━━ GIVEN DATA ━━

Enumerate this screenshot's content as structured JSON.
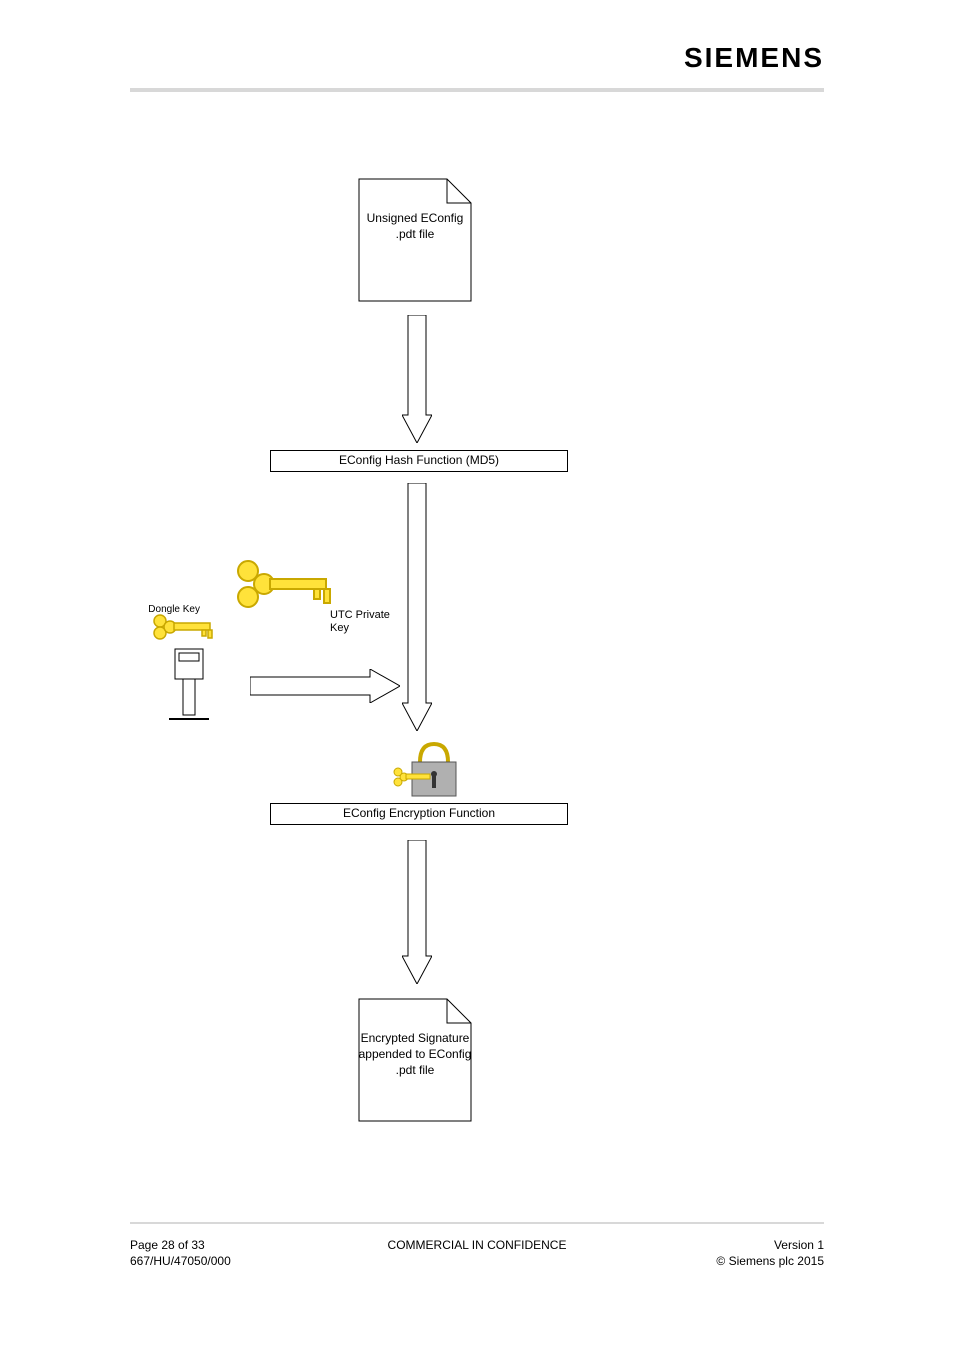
{
  "header": {
    "brand": "SIEMENS"
  },
  "diagram": {
    "unsigned_label": "Unsigned EConfig .pdt file",
    "step1": "EConfig Hash Function (MD5)",
    "step2": "EConfig Encryption Function",
    "signed_label": "Encrypted Signature appended to EConfig .pdt file",
    "big_key_label": "UTC Private Key",
    "small_key_label": "Dongle Key"
  },
  "footer": {
    "page": "Page 28 of 33",
    "confidentiality": "COMMERCIAL IN CONFIDENCE",
    "version": "Version 1",
    "doc_id": "667/HU/47050/000",
    "copyright": "© Siemens plc 2015"
  }
}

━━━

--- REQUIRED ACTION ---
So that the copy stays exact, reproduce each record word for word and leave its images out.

--- RESULT ---
Enumerate this screenshot's content as structured JSON.
{
  "header": {
    "brand": "SIEMENS"
  },
  "diagram": {
    "unsigned_label": "Unsigned EConfig .pdt file",
    "step1": "EConfig Hash Function (MD5)",
    "step2": "EConfig Encryption Function",
    "signed_label": "Encrypted Signature appended to EConfig .pdt file",
    "big_key_label": "UTC Private Key",
    "small_key_label": "Dongle Key"
  },
  "footer": {
    "page": "Page 28 of 33",
    "confidentiality": "COMMERCIAL IN CONFIDENCE",
    "version": "Version 1",
    "doc_id": "667/HU/47050/000",
    "copyright": "© Siemens plc 2015"
  }
}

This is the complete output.